* Source data:
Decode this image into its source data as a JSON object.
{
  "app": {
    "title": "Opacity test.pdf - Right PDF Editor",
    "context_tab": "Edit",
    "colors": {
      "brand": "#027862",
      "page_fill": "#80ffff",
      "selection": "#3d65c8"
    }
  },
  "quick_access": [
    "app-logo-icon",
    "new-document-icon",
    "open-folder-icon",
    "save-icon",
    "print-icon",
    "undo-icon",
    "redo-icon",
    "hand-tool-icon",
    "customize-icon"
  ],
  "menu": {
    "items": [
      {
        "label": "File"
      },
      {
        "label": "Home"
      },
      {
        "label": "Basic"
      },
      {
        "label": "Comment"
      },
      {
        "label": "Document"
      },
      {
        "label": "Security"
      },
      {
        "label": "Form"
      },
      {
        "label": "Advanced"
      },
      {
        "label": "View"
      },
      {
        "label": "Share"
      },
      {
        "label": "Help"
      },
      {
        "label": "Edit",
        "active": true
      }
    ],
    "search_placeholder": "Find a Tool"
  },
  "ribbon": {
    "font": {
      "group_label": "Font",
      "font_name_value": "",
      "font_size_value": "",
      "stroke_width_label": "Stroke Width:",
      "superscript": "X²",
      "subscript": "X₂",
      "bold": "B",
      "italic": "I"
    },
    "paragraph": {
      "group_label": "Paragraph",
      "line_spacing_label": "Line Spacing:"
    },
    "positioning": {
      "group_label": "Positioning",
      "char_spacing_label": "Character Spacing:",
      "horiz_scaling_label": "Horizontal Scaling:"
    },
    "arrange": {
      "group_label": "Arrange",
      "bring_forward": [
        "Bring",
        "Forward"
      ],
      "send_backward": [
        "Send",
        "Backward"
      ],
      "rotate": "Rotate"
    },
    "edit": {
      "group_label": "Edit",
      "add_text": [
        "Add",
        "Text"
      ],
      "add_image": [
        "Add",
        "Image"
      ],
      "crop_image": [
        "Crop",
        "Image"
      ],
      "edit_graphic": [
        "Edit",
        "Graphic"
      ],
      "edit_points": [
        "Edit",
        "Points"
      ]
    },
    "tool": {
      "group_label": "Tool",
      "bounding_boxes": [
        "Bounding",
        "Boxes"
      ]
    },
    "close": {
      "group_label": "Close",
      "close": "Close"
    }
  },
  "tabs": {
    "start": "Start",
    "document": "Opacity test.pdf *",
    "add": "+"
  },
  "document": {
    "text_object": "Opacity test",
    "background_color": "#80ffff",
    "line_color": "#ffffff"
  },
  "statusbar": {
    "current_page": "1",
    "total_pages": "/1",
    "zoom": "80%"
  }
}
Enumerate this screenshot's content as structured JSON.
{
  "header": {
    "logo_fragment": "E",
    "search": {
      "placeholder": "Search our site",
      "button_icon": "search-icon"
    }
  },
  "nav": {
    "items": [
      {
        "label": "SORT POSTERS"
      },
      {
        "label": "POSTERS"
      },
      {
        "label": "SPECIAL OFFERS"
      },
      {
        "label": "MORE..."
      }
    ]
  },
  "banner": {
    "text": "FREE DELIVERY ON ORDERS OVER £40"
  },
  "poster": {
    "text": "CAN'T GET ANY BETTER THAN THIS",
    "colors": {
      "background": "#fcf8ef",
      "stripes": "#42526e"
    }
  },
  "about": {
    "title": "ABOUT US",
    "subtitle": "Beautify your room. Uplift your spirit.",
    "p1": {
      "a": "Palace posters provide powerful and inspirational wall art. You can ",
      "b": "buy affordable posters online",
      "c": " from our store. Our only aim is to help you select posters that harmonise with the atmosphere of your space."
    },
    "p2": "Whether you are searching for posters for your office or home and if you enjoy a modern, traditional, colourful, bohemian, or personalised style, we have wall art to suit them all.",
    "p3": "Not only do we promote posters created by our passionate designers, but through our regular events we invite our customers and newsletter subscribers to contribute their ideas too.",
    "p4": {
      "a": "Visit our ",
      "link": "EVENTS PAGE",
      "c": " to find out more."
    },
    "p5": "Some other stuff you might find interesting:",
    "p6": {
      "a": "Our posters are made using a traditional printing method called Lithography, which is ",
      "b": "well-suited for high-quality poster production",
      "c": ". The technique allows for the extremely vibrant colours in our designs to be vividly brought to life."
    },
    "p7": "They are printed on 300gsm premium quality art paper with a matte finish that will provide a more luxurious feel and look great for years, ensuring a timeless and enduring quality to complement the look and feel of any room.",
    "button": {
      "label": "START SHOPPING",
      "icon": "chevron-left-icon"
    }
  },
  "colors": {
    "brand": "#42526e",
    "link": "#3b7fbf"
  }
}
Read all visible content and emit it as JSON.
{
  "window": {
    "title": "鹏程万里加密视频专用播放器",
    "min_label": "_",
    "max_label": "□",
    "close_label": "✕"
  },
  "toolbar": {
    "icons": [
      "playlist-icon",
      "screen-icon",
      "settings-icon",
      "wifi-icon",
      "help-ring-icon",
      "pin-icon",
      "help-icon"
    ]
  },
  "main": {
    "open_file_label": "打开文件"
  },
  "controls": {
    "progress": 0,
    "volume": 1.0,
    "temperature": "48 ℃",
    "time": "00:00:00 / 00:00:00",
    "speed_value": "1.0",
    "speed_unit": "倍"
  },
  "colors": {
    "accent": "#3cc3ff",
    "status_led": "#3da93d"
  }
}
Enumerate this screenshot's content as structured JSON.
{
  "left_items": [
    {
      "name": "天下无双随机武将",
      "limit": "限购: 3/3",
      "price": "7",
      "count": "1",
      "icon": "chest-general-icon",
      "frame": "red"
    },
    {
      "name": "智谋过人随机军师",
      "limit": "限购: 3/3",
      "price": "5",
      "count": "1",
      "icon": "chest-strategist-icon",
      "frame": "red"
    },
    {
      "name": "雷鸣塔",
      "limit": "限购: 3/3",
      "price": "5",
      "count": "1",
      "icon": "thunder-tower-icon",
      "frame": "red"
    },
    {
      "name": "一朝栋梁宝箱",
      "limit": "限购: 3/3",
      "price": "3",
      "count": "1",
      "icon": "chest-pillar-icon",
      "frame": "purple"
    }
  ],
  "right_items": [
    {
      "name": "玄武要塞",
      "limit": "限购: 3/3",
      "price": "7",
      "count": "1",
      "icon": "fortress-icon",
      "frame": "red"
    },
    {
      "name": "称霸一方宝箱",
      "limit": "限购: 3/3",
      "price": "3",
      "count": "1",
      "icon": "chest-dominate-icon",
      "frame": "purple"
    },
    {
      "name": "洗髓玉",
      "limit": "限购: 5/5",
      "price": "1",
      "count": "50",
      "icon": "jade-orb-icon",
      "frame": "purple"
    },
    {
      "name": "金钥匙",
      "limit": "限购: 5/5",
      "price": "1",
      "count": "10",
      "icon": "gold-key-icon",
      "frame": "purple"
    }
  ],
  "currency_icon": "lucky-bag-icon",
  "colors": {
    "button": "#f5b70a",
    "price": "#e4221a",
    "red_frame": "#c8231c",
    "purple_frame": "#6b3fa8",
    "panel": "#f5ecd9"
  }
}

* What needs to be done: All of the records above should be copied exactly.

* Response:
Decode this image into its source data as a JSON object.
{
  "app": {
    "title": "Opacity test.pdf - Right PDF Editor",
    "context_tab": "Edit",
    "colors": {
      "brand": "#027862",
      "page_fill": "#80ffff",
      "selection": "#3d65c8"
    }
  },
  "quick_access": [
    "app-logo-icon",
    "new-document-icon",
    "open-folder-icon",
    "save-icon",
    "print-icon",
    "undo-icon",
    "redo-icon",
    "hand-tool-icon",
    "customize-icon"
  ],
  "menu": {
    "items": [
      {
        "label": "File"
      },
      {
        "label": "Home"
      },
      {
        "label": "Basic"
      },
      {
        "label": "Comment"
      },
      {
        "label": "Document"
      },
      {
        "label": "Security"
      },
      {
        "label": "Form"
      },
      {
        "label": "Advanced"
      },
      {
        "label": "View"
      },
      {
        "label": "Share"
      },
      {
        "label": "Help"
      },
      {
        "label": "Edit",
        "active": true
      }
    ],
    "search_placeholder": "Find a Tool"
  },
  "ribbon": {
    "font": {
      "group_label": "Font",
      "font_name_value": "",
      "font_size_value": "",
      "stroke_width_label": "Stroke Width:",
      "superscript": "X²",
      "subscript": "X₂",
      "bold": "B",
      "italic": "I"
    },
    "paragraph": {
      "group_label": "Paragraph",
      "line_spacing_label": "Line Spacing:"
    },
    "positioning": {
      "group_label": "Positioning",
      "char_spacing_label": "Character Spacing:",
      "horiz_scaling_label": "Horizontal Scaling:"
    },
    "arrange": {
      "group_label": "Arrange",
      "bring_forward": [
        "Bring",
        "Forward"
      ],
      "send_backward": [
        "Send",
        "Backward"
      ],
      "rotate": "Rotate"
    },
    "edit": {
      "group_label": "Edit",
      "add_text": [
        "Add",
        "Text"
      ],
      "add_image": [
        "Add",
        "Image"
      ],
      "crop_image": [
        "Crop",
        "Image"
      ],
      "edit_graphic": [
        "Edit",
        "Graphic"
      ],
      "edit_points": [
        "Edit",
        "Points"
      ]
    },
    "tool": {
      "group_label": "Tool",
      "bounding_boxes": [
        "Bounding",
        "Boxes"
      ]
    },
    "close": {
      "group_label": "Close",
      "close": "Close"
    }
  },
  "tabs": {
    "start": "Start",
    "document": "Opacity test.pdf *",
    "add": "+"
  },
  "document": {
    "text_object": "Opacity test",
    "background_color": "#80ffff",
    "line_color": "#ffffff"
  },
  "statusbar": {
    "current_page": "1",
    "total_pages": "/1",
    "zoom": "80%"
  }
}
Enumerate this screenshot's content as structured JSON.
{
  "header": {
    "logo_fragment": "E",
    "search": {
      "placeholder": "Search our site",
      "button_icon": "search-icon"
    }
  },
  "nav": {
    "items": [
      {
        "label": "SORT POSTERS"
      },
      {
        "label": "POSTERS"
      },
      {
        "label": "SPECIAL OFFERS"
      },
      {
        "label": "MORE..."
      }
    ]
  },
  "banner": {
    "text": "FREE DELIVERY ON ORDERS OVER £40"
  },
  "poster": {
    "text": "CAN'T GET ANY BETTER THAN THIS",
    "colors": {
      "background": "#fcf8ef",
      "stripes": "#42526e"
    }
  },
  "about": {
    "title": "ABOUT US",
    "subtitle": "Beautify your room. Uplift your spirit.",
    "p1": {
      "a": "Palace posters provide powerful and inspirational wall art. You can ",
      "b": "buy affordable posters online",
      "c": " from our store. Our only aim is to help you select posters that harmonise with the atmosphere of your space."
    },
    "p2": "Whether you are searching for posters for your office or home and if you enjoy a modern, traditional, colourful, bohemian, or personalised style, we have wall art to suit them all.",
    "p3": "Not only do we promote posters created by our passionate designers, but through our regular events we invite our customers and newsletter subscribers to contribute their ideas too.",
    "p4": {
      "a": "Visit our ",
      "link": "EVENTS PAGE",
      "c": " to find out more."
    },
    "p5": "Some other stuff you might find interesting:",
    "p6": {
      "a": "Our posters are made using a traditional printing method called Lithography, which is ",
      "b": "well-suited for high-quality poster production",
      "c": ". The technique allows for the extremely vibrant colours in our designs to be vividly brought to life."
    },
    "p7": "They are printed on 300gsm premium quality art paper with a matte finish that will provide a more luxurious feel and look great for years, ensuring a timeless and enduring quality to complement the look and feel of any room.",
    "button": {
      "label": "START SHOPPING",
      "icon": "chevron-left-icon"
    }
  },
  "colors": {
    "brand": "#42526e",
    "link": "#3b7fbf"
  }
}
Read all visible content and emit it as JSON.
{
  "window": {
    "title": "鹏程万里加密视频专用播放器",
    "min_label": "_",
    "max_label": "□",
    "close_label": "✕"
  },
  "toolbar": {
    "icons": [
      "playlist-icon",
      "screen-icon",
      "settings-icon",
      "wifi-icon",
      "help-ring-icon",
      "pin-icon",
      "help-icon"
    ]
  },
  "main": {
    "open_file_label": "打开文件"
  },
  "controls": {
    "progress": 0,
    "volume": 1.0,
    "temperature": "48 ℃",
    "time": "00:00:00 / 00:00:00",
    "speed_value": "1.0",
    "speed_unit": "倍"
  },
  "colors": {
    "accent": "#3cc3ff",
    "status_led": "#3da93d"
  }
}
Enumerate this screenshot's content as structured JSON.
{
  "left_items": [
    {
      "name": "天下无双随机武将",
      "limit": "限购: 3/3",
      "price": "7",
      "count": "1",
      "icon": "chest-general-icon",
      "frame": "red"
    },
    {
      "name": "智谋过人随机军师",
      "limit": "限购: 3/3",
      "price": "5",
      "count": "1",
      "icon": "chest-strategist-icon",
      "frame": "red"
    },
    {
      "name": "雷鸣塔",
      "limit": "限购: 3/3",
      "price": "5",
      "count": "1",
      "icon": "thunder-tower-icon",
      "frame": "red"
    },
    {
      "name": "一朝栋梁宝箱",
      "limit": "限购: 3/3",
      "price": "3",
      "count": "1",
      "icon": "chest-pillar-icon",
      "frame": "purple"
    }
  ],
  "right_items": [
    {
      "name": "玄武要塞",
      "limit": "限购: 3/3",
      "price": "7",
      "count": "1",
      "icon": "fortress-icon",
      "frame": "red"
    },
    {
      "name": "称霸一方宝箱",
      "limit": "限购: 3/3",
      "price": "3",
      "count": "1",
      "icon": "chest-dominate-icon",
      "frame": "purple"
    },
    {
      "name": "洗髓玉",
      "limit": "限购: 5/5",
      "price": "1",
      "count": "50",
      "icon": "jade-orb-icon",
      "frame": "purple"
    },
    {
      "name": "金钥匙",
      "limit": "限购: 5/5",
      "price": "1",
      "count": "10",
      "icon": "gold-key-icon",
      "frame": "purple"
    }
  ],
  "currency_icon": "lucky-bag-icon",
  "colors": {
    "button": "#f5b70a",
    "price": "#e4221a",
    "red_frame": "#c8231c",
    "purple_frame": "#6b3fa8",
    "panel": "#f5ecd9"
  }
}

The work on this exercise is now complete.